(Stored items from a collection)
= = = = = = =

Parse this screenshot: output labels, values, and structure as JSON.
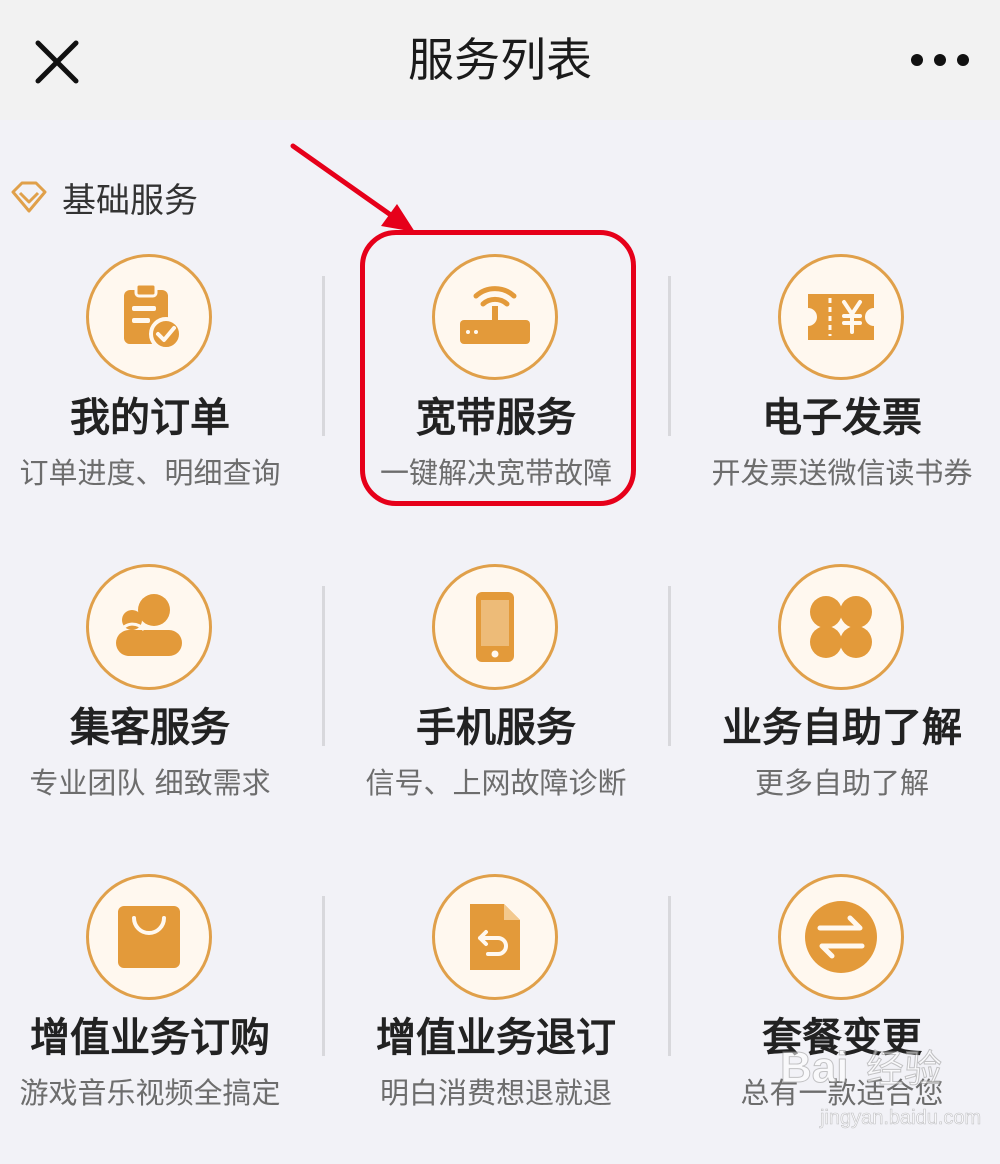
{
  "header": {
    "title": "服务列表"
  },
  "section": {
    "title": "基础服务"
  },
  "tiles": [
    {
      "title": "我的订单",
      "subtitle": "订单进度、明细查询"
    },
    {
      "title": "宽带服务",
      "subtitle": "一键解决宽带故障"
    },
    {
      "title": "电子发票",
      "subtitle": "开发票送微信读书券"
    },
    {
      "title": "集客服务",
      "subtitle": "专业团队 细致需求"
    },
    {
      "title": "手机服务",
      "subtitle": "信号、上网故障诊断"
    },
    {
      "title": "业务自助了解",
      "subtitle": "更多自助了解"
    },
    {
      "title": "增值业务订购",
      "subtitle": "游戏音乐视频全搞定"
    },
    {
      "title": "增值业务退订",
      "subtitle": "明白消费想退就退"
    },
    {
      "title": "套餐变更",
      "subtitle": "总有一款适合您"
    }
  ],
  "watermark": {
    "brand": "Bai经验",
    "url": "jingyan.baidu.com"
  },
  "colors": {
    "accent": "#e0a04a",
    "icon_fill": "#e39a3a",
    "highlight": "#e6001a"
  }
}
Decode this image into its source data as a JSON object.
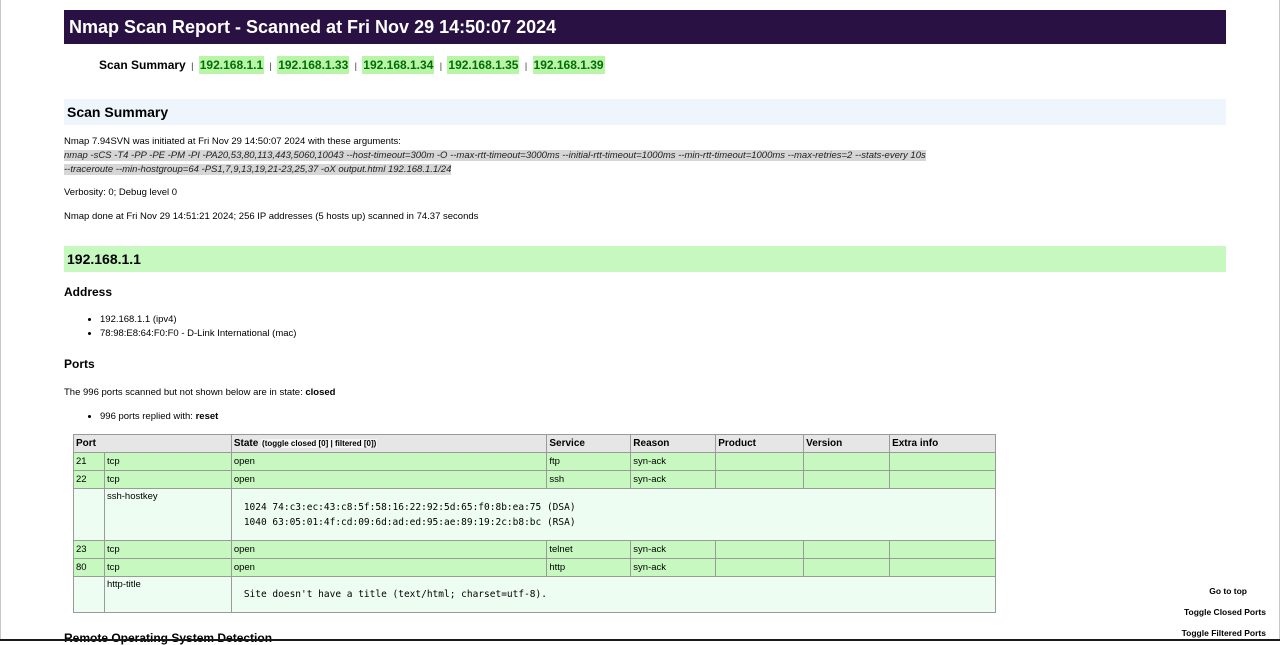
{
  "report": {
    "title": "Nmap Scan Report - Scanned at Fri Nov 29 14:50:07 2024"
  },
  "menu": {
    "label": "Scan Summary",
    "separator": "|",
    "links": [
      "192.168.1.1",
      "192.168.1.33",
      "192.168.1.34",
      "192.168.1.35",
      "192.168.1.39"
    ]
  },
  "summary": {
    "heading": "Scan Summary",
    "intro": "Nmap 7.94SVN was initiated at Fri Nov 29 14:50:07 2024 with these arguments:",
    "args_line1": "nmap -sCS -T4 -PP -PE -PM -PI -PA20,53,80,113,443,5060,10043 --host-timeout=300m -O --max-rtt-timeout=3000ms --initial-rtt-timeout=1000ms --min-rtt-timeout=1000ms --max-retries=2 --stats-every 10s",
    "args_line2": "--traceroute --min-hostgroup=64 -PS1,7,9,13,19,21-23,25,37 -oX output.html 192.168.1.1/24",
    "verbosity": "Verbosity: 0; Debug level 0",
    "done": "Nmap done at Fri Nov 29 14:51:21 2024; 256 IP addresses (5 hosts up) scanned in 74.37 seconds"
  },
  "host": {
    "heading": "192.168.1.1",
    "address_heading": "Address",
    "addresses": [
      "192.168.1.1 (ipv4)",
      "78:98:E8:64:F0:F0 - D-Link International (mac)"
    ],
    "ports_heading": "Ports",
    "ports_note_prefix": "The 996 ports scanned but not shown below are in state: ",
    "ports_note_state": "closed",
    "replied_prefix": "996 ports replied with: ",
    "replied_state": "reset",
    "table": {
      "headers": {
        "port": "Port",
        "state": "State",
        "toggle": "(toggle closed [0] | filtered [0])",
        "service": "Service",
        "reason": "Reason",
        "product": "Product",
        "version": "Version",
        "extra": "Extra info"
      },
      "rows": [
        {
          "port": "21",
          "proto": "tcp",
          "state": "open",
          "service": "ftp",
          "reason": "syn-ack"
        },
        {
          "port": "22",
          "proto": "tcp",
          "state": "open",
          "service": "ssh",
          "reason": "syn-ack"
        },
        {
          "script": "ssh-hostkey",
          "output1": "1024 74:c3:ec:43:c8:5f:58:16:22:92:5d:65:f0:8b:ea:75 (DSA)",
          "output2": "1040 63:05:01:4f:cd:09:6d:ad:ed:95:ae:89:19:2c:b8:bc (RSA)"
        },
        {
          "port": "23",
          "proto": "tcp",
          "state": "open",
          "service": "telnet",
          "reason": "syn-ack"
        },
        {
          "port": "80",
          "proto": "tcp",
          "state": "open",
          "service": "http",
          "reason": "syn-ack"
        },
        {
          "script": "http-title",
          "output1": "Site doesn't have a title (text/html; charset=utf-8)."
        }
      ]
    },
    "next_heading": "Remote Operating System Detection"
  },
  "side_nav": {
    "top": "Go to top",
    "closed": "Toggle Closed Ports",
    "filtered": "Toggle Filtered Ports"
  },
  "colors": {
    "title_bg": "#2a1143",
    "host_bg": "#c6f8bf",
    "link_bg": "#b8f5a8",
    "summary_bg": "#eef5fc"
  }
}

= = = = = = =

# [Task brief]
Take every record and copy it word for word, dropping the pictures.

# [Final answer]
Parse this screenshot: output labels, values, and structure as JSON.
{
  "header": {
    "title": "服务列表"
  },
  "section": {
    "title": "基础服务"
  },
  "tiles": [
    {
      "title": "我的订单",
      "subtitle": "订单进度、明细查询"
    },
    {
      "title": "宽带服务",
      "subtitle": "一键解决宽带故障"
    },
    {
      "title": "电子发票",
      "subtitle": "开发票送微信读书券"
    },
    {
      "title": "集客服务",
      "subtitle": "专业团队 细致需求"
    },
    {
      "title": "手机服务",
      "subtitle": "信号、上网故障诊断"
    },
    {
      "title": "业务自助了解",
      "subtitle": "更多自助了解"
    },
    {
      "title": "增值业务订购",
      "subtitle": "游戏音乐视频全搞定"
    },
    {
      "title": "增值业务退订",
      "subtitle": "明白消费想退就退"
    },
    {
      "title": "套餐变更",
      "subtitle": "总有一款适合您"
    }
  ],
  "watermark": {
    "brand": "Bai经验",
    "url": "jingyan.baidu.com"
  },
  "colors": {
    "accent": "#e0a04a",
    "icon_fill": "#e39a3a",
    "highlight": "#e6001a"
  }
}
Decode this image into its source data as a JSON object.
{
  "report": {
    "title": "Nmap Scan Report - Scanned at Fri Nov 29 14:50:07 2024"
  },
  "menu": {
    "label": "Scan Summary",
    "separator": "|",
    "links": [
      "192.168.1.1",
      "192.168.1.33",
      "192.168.1.34",
      "192.168.1.35",
      "192.168.1.39"
    ]
  },
  "summary": {
    "heading": "Scan Summary",
    "intro": "Nmap 7.94SVN was initiated at Fri Nov 29 14:50:07 2024 with these arguments:",
    "args_line1": "nmap -sCS -T4 -PP -PE -PM -PI -PA20,53,80,113,443,5060,10043 --host-timeout=300m -O --max-rtt-timeout=3000ms --initial-rtt-timeout=1000ms --min-rtt-timeout=1000ms --max-retries=2 --stats-every 10s",
    "args_line2": "--traceroute --min-hostgroup=64 -PS1,7,9,13,19,21-23,25,37 -oX output.html 192.168.1.1/24",
    "verbosity": "Verbosity: 0; Debug level 0",
    "done": "Nmap done at Fri Nov 29 14:51:21 2024; 256 IP addresses (5 hosts up) scanned in 74.37 seconds"
  },
  "host": {
    "heading": "192.168.1.1",
    "address_heading": "Address",
    "addresses": [
      "192.168.1.1 (ipv4)",
      "78:98:E8:64:F0:F0 - D-Link International (mac)"
    ],
    "ports_heading": "Ports",
    "ports_note_prefix": "The 996 ports scanned but not shown below are in state: ",
    "ports_note_state": "closed",
    "replied_prefix": "996 ports replied with: ",
    "replied_state": "reset",
    "table": {
      "headers": {
        "port": "Port",
        "state": "State",
        "toggle": "(toggle closed [0] | filtered [0])",
        "service": "Service",
        "reason": "Reason",
        "product": "Product",
        "version": "Version",
        "extra": "Extra info"
      },
      "rows": [
        {
          "port": "21",
          "proto": "tcp",
          "state": "open",
          "service": "ftp",
          "reason": "syn-ack"
        },
        {
          "port": "22",
          "proto": "tcp",
          "state": "open",
          "service": "ssh",
          "reason": "syn-ack"
        },
        {
          "script": "ssh-hostkey",
          "output1": "1024 74:c3:ec:43:c8:5f:58:16:22:92:5d:65:f0:8b:ea:75 (DSA)",
          "output2": "1040 63:05:01:4f:cd:09:6d:ad:ed:95:ae:89:19:2c:b8:bc (RSA)"
        },
        {
          "port": "23",
          "proto": "tcp",
          "state": "open",
          "service": "telnet",
          "reason": "syn-ack"
        },
        {
          "port": "80",
          "proto": "tcp",
          "state": "open",
          "service": "http",
          "reason": "syn-ack"
        },
        {
          "script": "http-title",
          "output1": "Site doesn't have a title (text/html; charset=utf-8)."
        }
      ]
    },
    "next_heading": "Remote Operating System Detection"
  },
  "side_nav": {
    "top": "Go to top",
    "closed": "Toggle Closed Ports",
    "filtered": "Toggle Filtered Ports"
  },
  "colors": {
    "title_bg": "#2a1143",
    "host_bg": "#c6f8bf",
    "link_bg": "#b8f5a8",
    "summary_bg": "#eef5fc"
  }
}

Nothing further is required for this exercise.